The Databases - How to Find the Information You Need!

Once you have found the databases you will need to start searching for your topic. For this assignment, I would recommend starting at the following databases when conducting your research:

  • Canadian Points of View - Great site for looking at both points of an issue from a Canadian perspective.
  • Britannica Online - Great for some background information about your topic but very general. Provides links to quality websites to continue your search.
  • Canada in Context - Great for providing information about your topic that is highly academic. Closer to a university style database.
  • Explora - Will provide a general search of all the Gale databases
  • LegalTrac - A database specifically geared toward searching for information about information pertaining to the law and legal issues.

These databases have been specifically selected for you for this assignment because they will have the most relevant information for what you are looking for. They are better than a random search on a website because you can find a lot of information here that has been written by experts in the field. But beware! For this assignment you are not allowed to get your information from overtly biased news sources like CNN or the Toronto Star. If you are unsure if your source of information is biased, ask the librarian or Mr. Price! You should not have to use Google for any of your research for this assignment. The databases will have what you need to get your work done! Please keep in mind that you cannot click the links below to get to the databases. You will need to go to the Library Learning Commons MyClass page to get there or you can click on the secondary eResources link below.

Creating a Works Cited Page

No research would be complete without an accurately formatted Works Cited page. As per the instructions for this assignment, you will be using APA as your method for creating your citations. It is important to keep track of the information that you use as you go along with the creation of your assignment. Waiting until the very end could be a problem, especially if you can't remember where you got all of the information from.

On the Library Learning Commons MyClass page, under Class Resources, we have a number of tools that you can use to help you track your sources and create a proper works cited page. You can also use the databases to help you complete your works cited page by clicking on SourceIt. This database is Peel Board approved in terms of being a great tool to help you.

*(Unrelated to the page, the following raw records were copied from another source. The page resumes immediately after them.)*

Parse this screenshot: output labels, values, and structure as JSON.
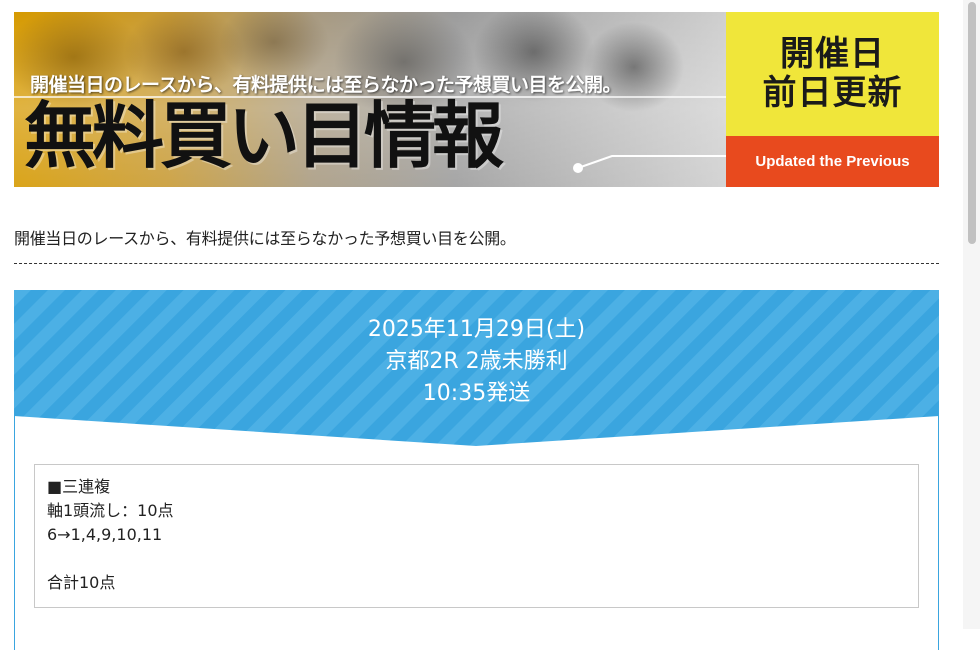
{
  "banner": {
    "subtitle": "開催当日のレースから、有料提供には至らなかった予想買い目を公開。",
    "title": "無料買い目情報",
    "badge_line1": "開催日",
    "badge_line2": "前日更新",
    "badge_en": "Updated the Previous"
  },
  "intro": {
    "text": "開催当日のレースから、有料提供には至らなかった予想買い目を公開。"
  },
  "race": {
    "date": "2025年11月29日(土)",
    "name": "京都2R 2歳未勝利",
    "post_time": "10:35発送"
  },
  "bet": {
    "type": "■三連複",
    "method": "軸1頭流し：10点",
    "combination": "6→1,4,9,10,11",
    "total": "合計10点"
  },
  "colors": {
    "header_blue": "#3aa5df",
    "badge_yellow": "#f0e63a",
    "badge_red": "#e84a1e"
  }
}
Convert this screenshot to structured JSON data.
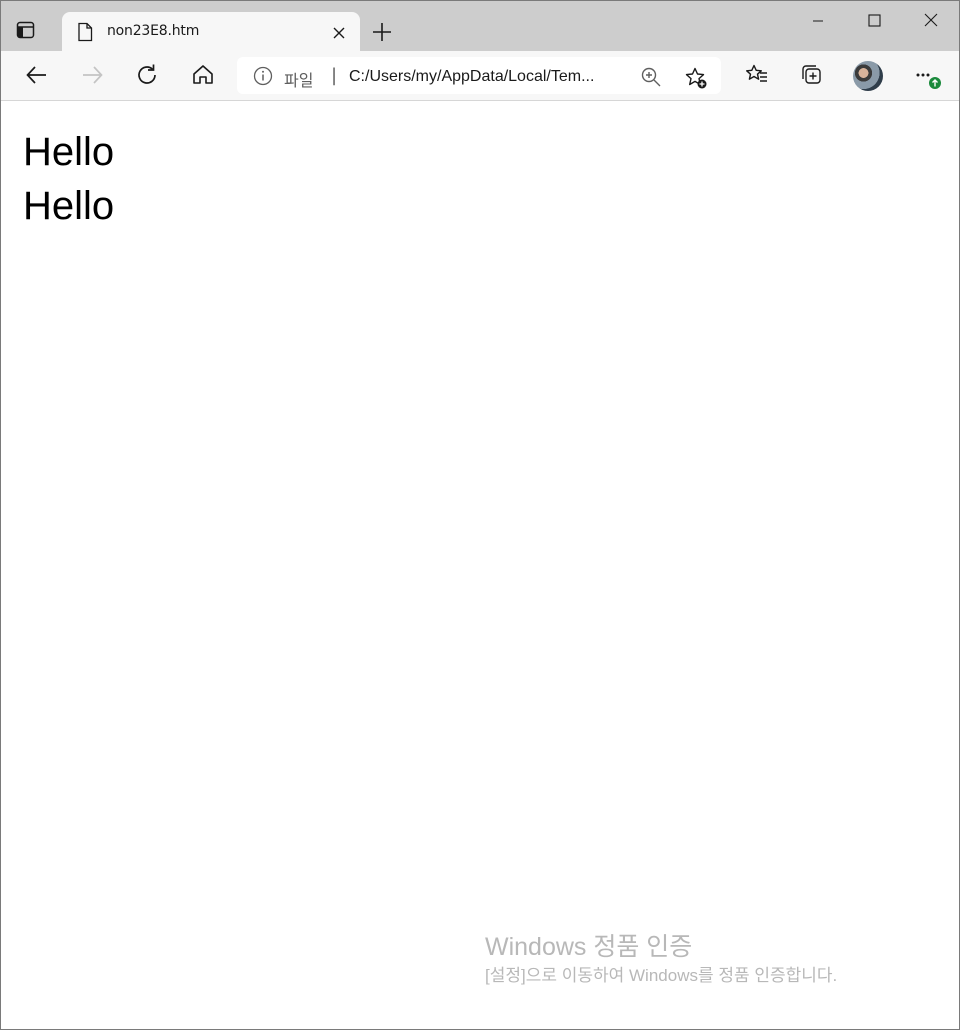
{
  "tab": {
    "title": "non23E8.htm"
  },
  "address_bar": {
    "scheme_label": "파일",
    "separator": "|",
    "url": "C:/Users/my/AppData/Local/Tem..."
  },
  "page": {
    "lines": [
      "Hello",
      "Hello"
    ]
  },
  "watermark": {
    "title": "Windows 정품 인증",
    "subtitle": "[설정]으로 이동하여 Windows를 정품 인증합니다."
  },
  "icons": {
    "tab_actions": "tab-actions-icon",
    "file": "file-icon",
    "tab_close": "close-icon",
    "new_tab": "plus-icon",
    "minimize": "minimize-icon",
    "maximize": "maximize-icon",
    "window_close": "close-icon",
    "back": "back-arrow-icon",
    "forward": "forward-arrow-icon",
    "refresh": "refresh-icon",
    "home": "home-icon",
    "info": "info-icon",
    "zoom": "zoom-in-icon",
    "add_favorite": "add-favorite-icon",
    "favorites": "favorites-icon",
    "collections": "collections-icon",
    "profile": "avatar",
    "settings_more": "more-icon"
  },
  "colors": {
    "tabstrip_bg": "#cdcdcd",
    "toolbar_bg": "#f7f7f7",
    "update_badge": "#1b8a3c",
    "watermark_text": "#b8b8b8"
  }
}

One of the easiest tools to use when creating a works cited page is Citation Machine. If you go , you can input your book, magazine, website, film or other resource and the citation will be created for you! Please keep in mind that if some parts of the citation are missing, you can easily fill them in using Citation Machine.

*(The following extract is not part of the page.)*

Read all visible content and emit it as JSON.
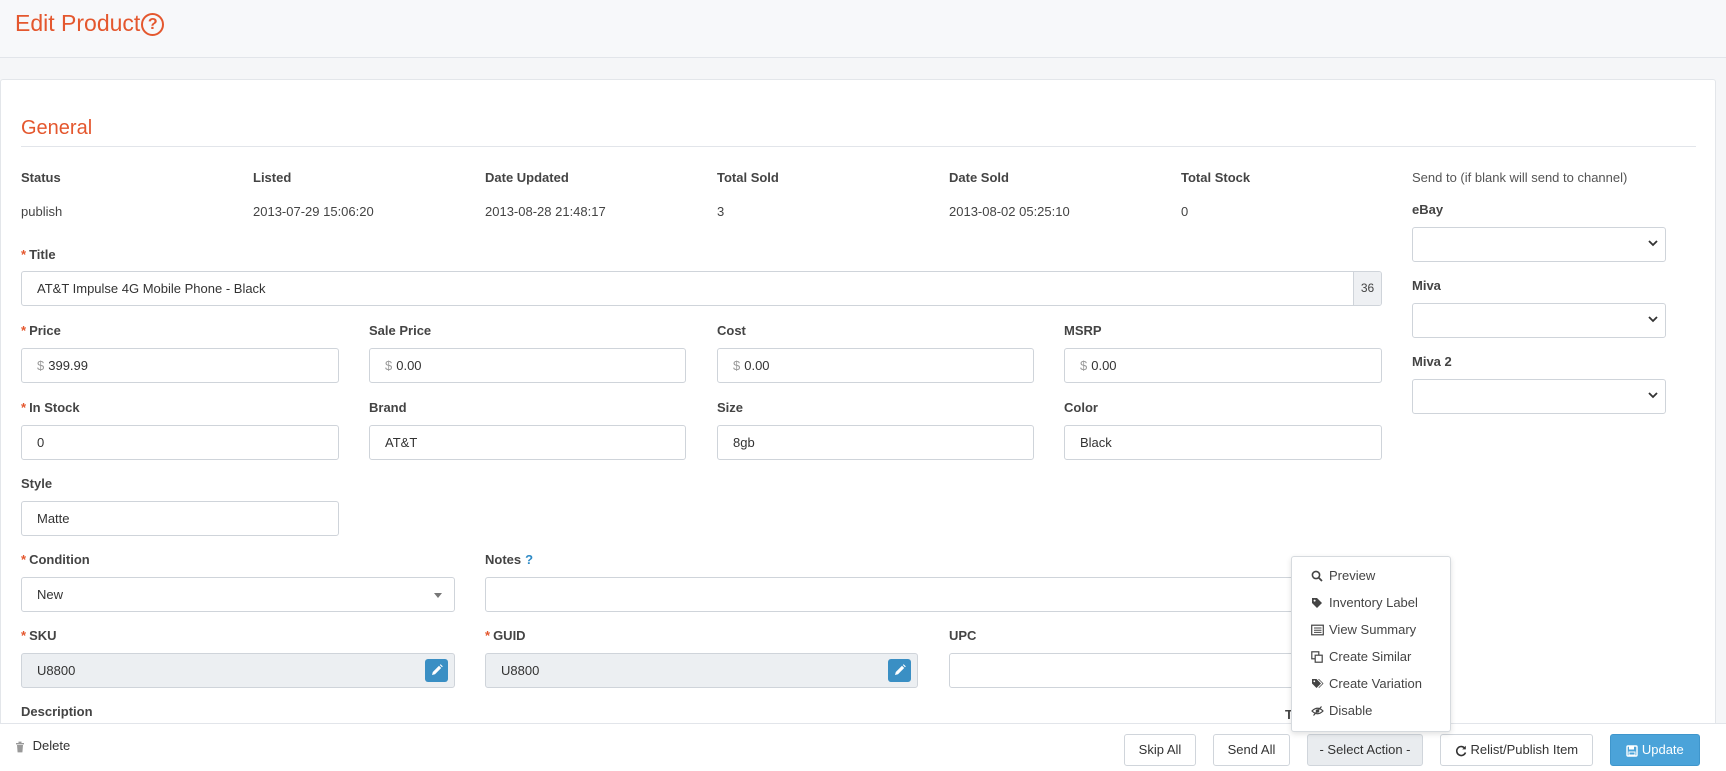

Finally, many of the databases create the citation for you! When you are in a database and you are looking at an article, look to the top or the left of the article to find a citation tools like (in some databases it will look like a check mark). If you click on that link and select APA formatting, the citation will be created for you and then you can copy and paste it into your works cited page.

When completing your works cited page, there are a few key things to remember:

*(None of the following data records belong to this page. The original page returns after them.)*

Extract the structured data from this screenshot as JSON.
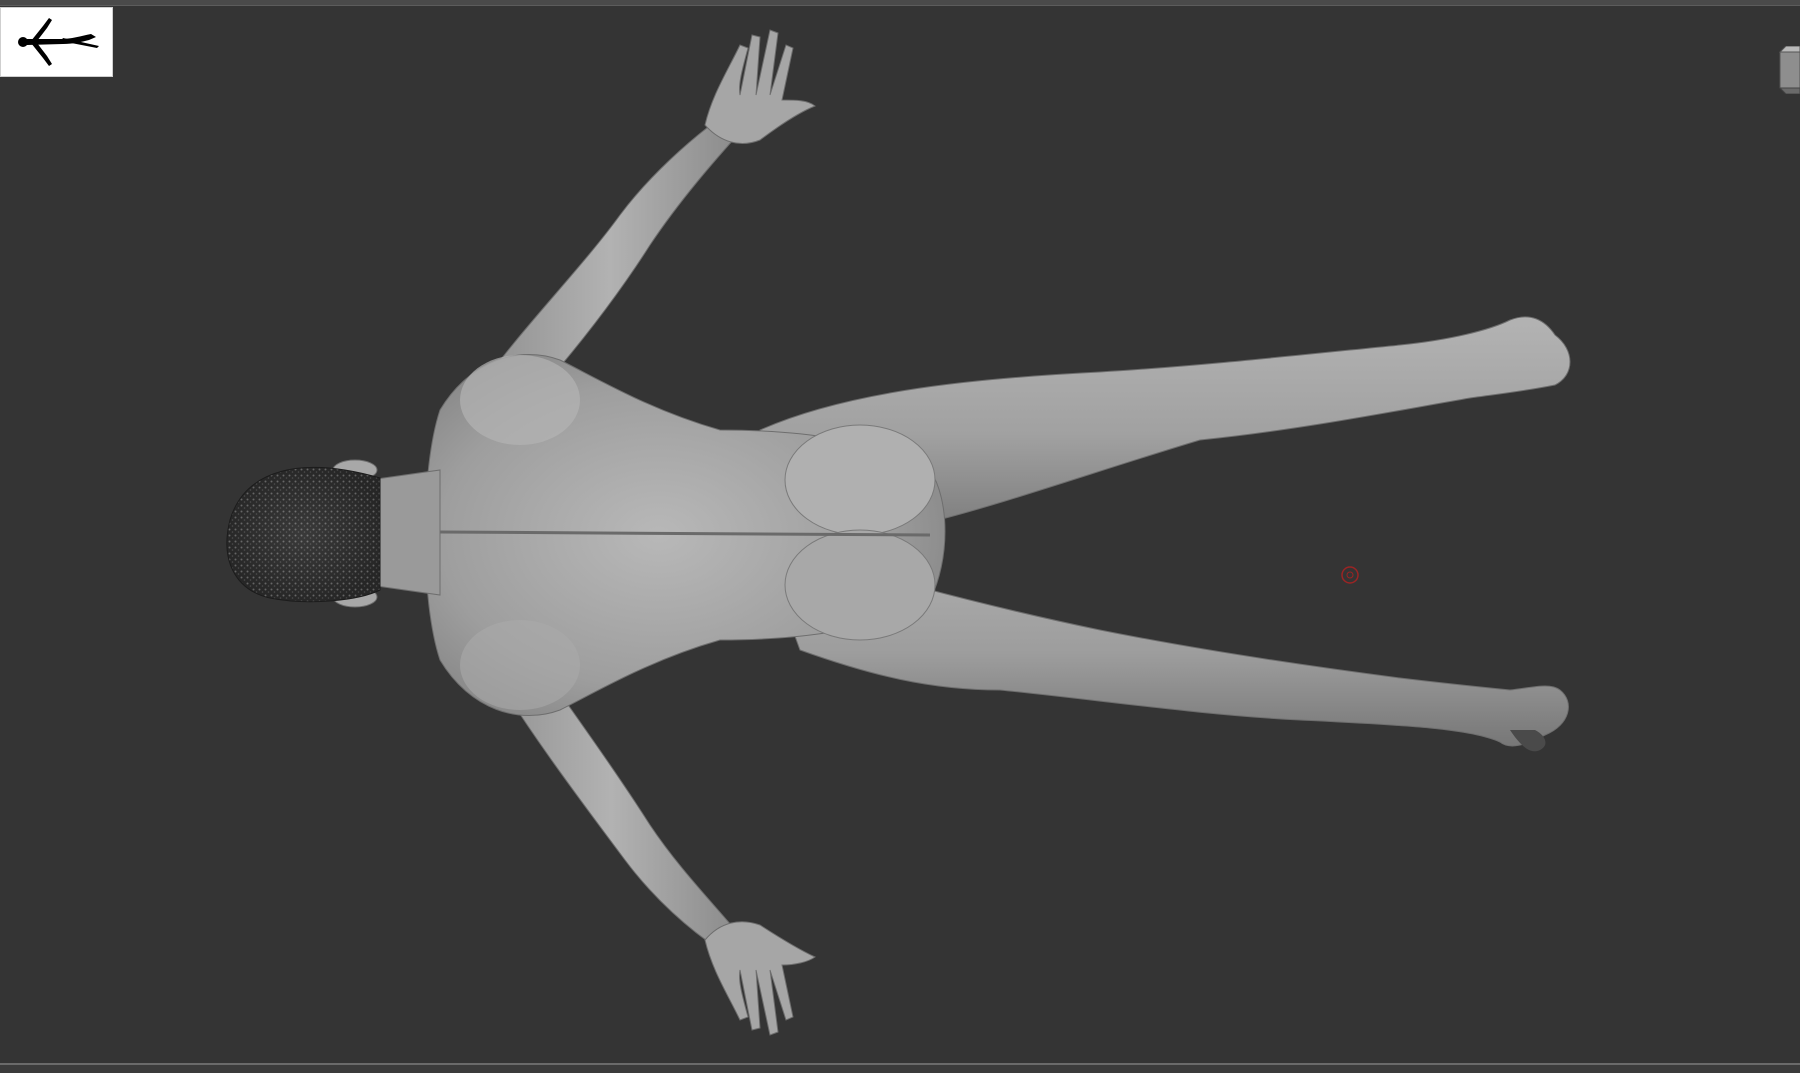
{
  "app": {
    "viewport_background": "#343434",
    "model_color": "#9c9c9c"
  },
  "icons": {
    "pose_thumbnail": "human-figure-icon",
    "navigation_cube": "nav-cube-icon",
    "brush_cursor": "brush-cursor-icon"
  },
  "colors": {
    "skin_light": "#b4b4b4",
    "skin_mid": "#9a9a9a",
    "skin_shadow": "#6e6e6e",
    "hair": "#2a2a2a",
    "cursor": "#9b2424"
  }
}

  1. It should be in alphabetical by author's last name. If there is no author, then it should be in alphabetical order by whatever letter comes first in the citation.
  2. The second line should be indented. You can do this by pressing "Enter" and then "Tab".
  3. You do not have to number your citations.
  4. You do not have to put your list of citations into categories (i.e. books, magazines, websites, etc.).
  5. You should only include resources that you actually used in your research. If you looked at it, but did not use it, it should not be included in your works cited.


Works Cited

Atwood, M. (2003). Oryx and Crake. London: Bloomsbury.

Harris, J. (2002). Five quarters of an orange. Boston, MA: Harper.

Packer, A. (2003). The dive from Clausen's Pier. New York: Vintage Books. (2000-2006). Retrieved March 1, 2007, from

Westerfeld, S. (2005). Uglies. New York: Simon Pulse.